How Marlowe can help find your subject
Marlowe, the artificial intelligence from Authors A.I., analyzes your novel, looking for clues that reveal what it’s about. And here’s the beauty of artificial intelligence. Marlowe neither knows nor cares what you think your book is about. She goes off and reads it and, based on the only things that matter — the words you’ve used — she determines the subject matter.
A report on a murder mystery set in the countryside might include the top three subjects as Victims: Dead Bodies and Crime Scene; Murder: Murder and Investigation: Countryside: Rural Areas and Countryside.
Further down might come Work: Work Life Balance; Business: Business and Office Life; Body Descriptions of the Body (Intimate); and Body: Objective Body.
Bestsellers typically (and that word is crucial, since there are always outliers) focus on two primary topics and two secondary topics. Together, this quartet of subjects occupy around a third of the book.
In John Grisham’sThe Firm, lawyers and the law, perhaps unsurprisingly, dominate the story. Bringing up the rear are office life, spying, and money. Dan Brown’s The Da Vinci Code draws a bead on Catholicism, God and religion followed by terrorism and art.
How does this help you? Let’s say you’ve written, or wanted to write, a contemporary, office-set romance. You run the manuscript through Marlowe and she comes back with a report that says the number one subject of your book is work-life balance.
Maybe you need to check you’ve even included a love story. If you have, is it submerged in a welter of irrelevant detail about the star-crossed lovers’ workplaces? They may enjoy a clandestine smooch in the stationery cupboard, but all your reader is getting out of the steamy encounter is the company’s preferred brand of sticky notes and the exact quantity of roller-ball pens in a box.

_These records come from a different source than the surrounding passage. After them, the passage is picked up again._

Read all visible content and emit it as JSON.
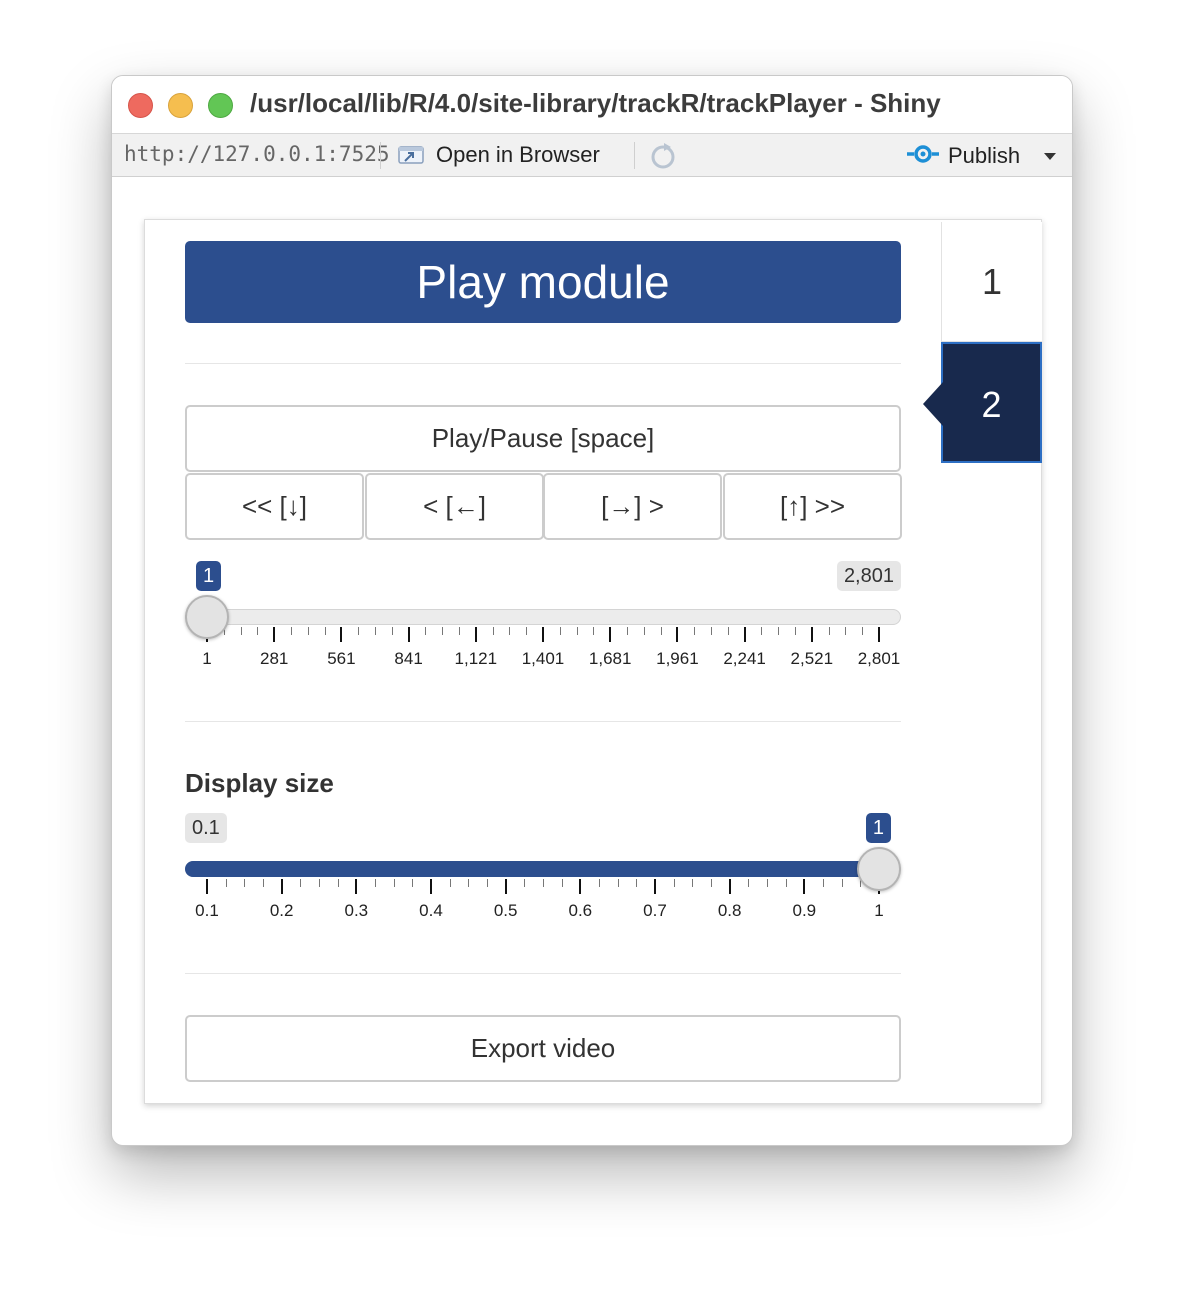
{
  "window": {
    "title": "/usr/local/lib/R/4.0/site-library/trackR/trackPlayer - Shiny"
  },
  "toolbar": {
    "url": "http://127.0.0.1:7525",
    "open_in_browser": "Open in Browser",
    "publish": "Publish",
    "icons": [
      "open-in-browser-icon",
      "refresh-icon",
      "publish-icon",
      "chevron-down-icon"
    ]
  },
  "colors": {
    "primary": "#2c4e8e",
    "active_tab": "#18294d",
    "active_tab_border": "#2d6fc4"
  },
  "tabs": [
    {
      "label": "1",
      "active": false
    },
    {
      "label": "2",
      "active": true
    }
  ],
  "play_module": {
    "title": "Play module",
    "play_pause_label": "Play/Pause [space]",
    "step_buttons": [
      "<< [↓]",
      "< [←]",
      "[→] >",
      "[↑] >>"
    ]
  },
  "frame_slider": {
    "min_label": "1",
    "max_label": "2,801",
    "value_label": "1",
    "value": 1,
    "min": 1,
    "max": 2801,
    "tick_labels": [
      "1",
      "281",
      "561",
      "841",
      "1,121",
      "1,401",
      "1,681",
      "1,961",
      "2,241",
      "2,521",
      "2,801"
    ]
  },
  "display_size": {
    "label": "Display size",
    "min_label": "0.1",
    "value_label": "1",
    "value": 1,
    "min": 0.1,
    "max": 1,
    "tick_labels": [
      "0.1",
      "0.2",
      "0.3",
      "0.4",
      "0.5",
      "0.6",
      "0.7",
      "0.8",
      "0.9",
      "1"
    ]
  },
  "export": {
    "label": "Export video"
  }
}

Let’s finish where we began. With your Mom asking you, “What’s it about?” You do not want to start your answer, “It’s complicated.”
How is that going to entice her to read it? And she’s your Mom! Imagine she’s a total stranger browsing the Kindle Store. The strapline for your book starts off, “This is a complicated novel that…”
Nu-uh. You’ve going to give a clear, simple and short answer. Something like this.
“It’s about a guy who finds a dead body and gets wrongly arrested for murder.”
Excellent! Because your Mom and the anonymous Kindle Store browser both love murder mysteries. The fact that the victim and suspect belonged to the same steam-train enthusiasts’ club is fine, because you hooked them with the idea of a wrongful accusation. Your book is about justice.